→ What you will do
Go through the data and copy each line where the word "金富科技" shows up.

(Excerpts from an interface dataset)

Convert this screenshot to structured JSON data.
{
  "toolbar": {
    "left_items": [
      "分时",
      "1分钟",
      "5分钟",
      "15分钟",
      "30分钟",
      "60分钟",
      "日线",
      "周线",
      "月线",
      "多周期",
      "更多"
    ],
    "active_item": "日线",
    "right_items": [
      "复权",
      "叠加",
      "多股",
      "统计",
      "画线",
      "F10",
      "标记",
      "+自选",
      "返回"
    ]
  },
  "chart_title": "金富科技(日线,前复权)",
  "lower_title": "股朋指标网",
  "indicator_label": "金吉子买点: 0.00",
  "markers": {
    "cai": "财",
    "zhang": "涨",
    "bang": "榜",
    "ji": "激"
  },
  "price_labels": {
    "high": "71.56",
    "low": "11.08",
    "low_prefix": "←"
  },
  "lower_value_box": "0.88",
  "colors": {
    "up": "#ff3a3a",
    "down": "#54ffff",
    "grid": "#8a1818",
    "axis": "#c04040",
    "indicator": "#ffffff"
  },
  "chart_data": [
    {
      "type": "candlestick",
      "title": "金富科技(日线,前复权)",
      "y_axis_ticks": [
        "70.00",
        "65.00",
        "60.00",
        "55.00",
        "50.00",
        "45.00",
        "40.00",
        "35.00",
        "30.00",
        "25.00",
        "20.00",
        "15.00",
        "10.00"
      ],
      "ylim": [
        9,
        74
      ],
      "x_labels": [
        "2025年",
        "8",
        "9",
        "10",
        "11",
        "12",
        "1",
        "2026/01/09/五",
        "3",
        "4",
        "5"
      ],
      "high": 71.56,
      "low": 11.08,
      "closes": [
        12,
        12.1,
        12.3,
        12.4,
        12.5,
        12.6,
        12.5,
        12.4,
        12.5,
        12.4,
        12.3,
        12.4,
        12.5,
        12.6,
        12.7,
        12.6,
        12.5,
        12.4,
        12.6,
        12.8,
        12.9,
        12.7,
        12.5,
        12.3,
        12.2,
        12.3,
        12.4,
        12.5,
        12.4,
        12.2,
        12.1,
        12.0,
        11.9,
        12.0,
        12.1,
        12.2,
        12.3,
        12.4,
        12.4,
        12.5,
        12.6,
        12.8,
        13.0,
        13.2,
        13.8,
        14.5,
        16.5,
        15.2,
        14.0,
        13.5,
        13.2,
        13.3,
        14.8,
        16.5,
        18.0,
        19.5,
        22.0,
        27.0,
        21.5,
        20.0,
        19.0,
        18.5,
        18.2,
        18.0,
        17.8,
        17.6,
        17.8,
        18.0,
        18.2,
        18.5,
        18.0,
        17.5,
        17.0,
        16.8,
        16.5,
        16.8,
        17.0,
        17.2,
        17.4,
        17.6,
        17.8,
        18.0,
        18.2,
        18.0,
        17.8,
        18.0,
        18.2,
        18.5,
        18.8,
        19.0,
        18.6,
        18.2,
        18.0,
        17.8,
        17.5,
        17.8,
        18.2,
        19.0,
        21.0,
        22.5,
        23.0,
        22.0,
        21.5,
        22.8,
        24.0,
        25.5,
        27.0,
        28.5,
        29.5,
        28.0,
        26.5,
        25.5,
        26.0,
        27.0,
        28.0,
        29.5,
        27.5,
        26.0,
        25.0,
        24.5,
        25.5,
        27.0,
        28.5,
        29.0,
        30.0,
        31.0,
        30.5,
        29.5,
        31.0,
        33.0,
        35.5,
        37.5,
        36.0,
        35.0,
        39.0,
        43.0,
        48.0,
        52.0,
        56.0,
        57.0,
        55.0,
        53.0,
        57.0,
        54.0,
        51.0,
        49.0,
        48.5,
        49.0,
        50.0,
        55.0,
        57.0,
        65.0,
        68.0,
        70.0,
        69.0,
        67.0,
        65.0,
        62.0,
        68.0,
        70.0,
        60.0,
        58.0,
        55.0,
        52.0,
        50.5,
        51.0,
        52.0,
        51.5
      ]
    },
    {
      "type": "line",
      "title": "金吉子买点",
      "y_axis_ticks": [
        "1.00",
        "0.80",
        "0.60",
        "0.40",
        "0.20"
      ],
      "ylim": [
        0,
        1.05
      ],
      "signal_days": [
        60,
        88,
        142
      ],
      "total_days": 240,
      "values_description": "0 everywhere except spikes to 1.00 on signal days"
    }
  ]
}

→ Task output
  "chart_title": "金富科技(日线,前复权)",
      "title": "金富科技(日线,前复权)",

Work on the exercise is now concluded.